    The Emitter and base are both parts of the input circuit.

    You can use the emitter as the input for a Low impedance signal source like when you are also using the speaker in a PA system as a microphone for the room to respond. That speaker is too low an impedance to power the base of a transistor so it would work better in a common base circuit.

    You can use the emitter for an output of sorts in an emitter follower
    circuit. There will be no voltage gain but it will provide a good current gain and low impedance because the load on the emitter provides positive feedback.

    You might also see an RC network between the emitter and the ground or rail in circuits as a bias stabilization support. The capacitors move the signal from the emitter to ground and prevent loss of voltage gain. The resistor provides a feedback for thermal conduction to raise the DC emitter level and reduce the base emitter forward bias.
     
  12. mahmoodsani

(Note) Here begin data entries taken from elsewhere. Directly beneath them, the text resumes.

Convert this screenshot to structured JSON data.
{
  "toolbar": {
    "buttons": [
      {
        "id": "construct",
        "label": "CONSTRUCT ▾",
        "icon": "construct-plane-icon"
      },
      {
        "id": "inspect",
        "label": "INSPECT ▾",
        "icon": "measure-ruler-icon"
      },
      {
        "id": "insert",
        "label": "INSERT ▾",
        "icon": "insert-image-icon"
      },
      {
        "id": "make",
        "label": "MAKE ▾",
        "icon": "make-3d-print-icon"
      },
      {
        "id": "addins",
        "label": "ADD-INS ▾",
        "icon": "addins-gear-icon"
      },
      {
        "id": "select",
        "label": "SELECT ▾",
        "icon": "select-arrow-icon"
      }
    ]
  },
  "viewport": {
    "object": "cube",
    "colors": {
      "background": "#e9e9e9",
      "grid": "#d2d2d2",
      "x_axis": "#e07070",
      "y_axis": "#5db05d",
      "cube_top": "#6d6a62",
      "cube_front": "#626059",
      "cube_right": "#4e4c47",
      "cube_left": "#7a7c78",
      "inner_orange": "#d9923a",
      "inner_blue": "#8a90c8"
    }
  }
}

    Thread Starter Member

    Jun 3, 2010
    43
    0
    Ok i would read it...but my main question is that in many circuits supply is gven to collector.i undrstnd suply it base but the reason for suplyng volt at colector
     
  13. Wendy

    Moderator

    Mar 24, 2008
    20,766
    2,536
    You are focused on volts, but BJT transistors are current devices. It is the base emitter current that is important, not the voltage. You have only to meet the basic requirement of 0.6 volts, then it is unimportant.

    BJT use a simple formula, Ice=β Ibe

    Where:
    Ice is Collector Emitter Current
    Ibe is Base Emitter Current
    β is the gain of the transistor, approximately the same as hfe.

    You need to read, then ask.

    [​IMG]
     
  14. mahmoodsani

    Thread Starter Member

    Jun 3, 2010
    43
    0
    Nice reply.it helpd me
     
Loading...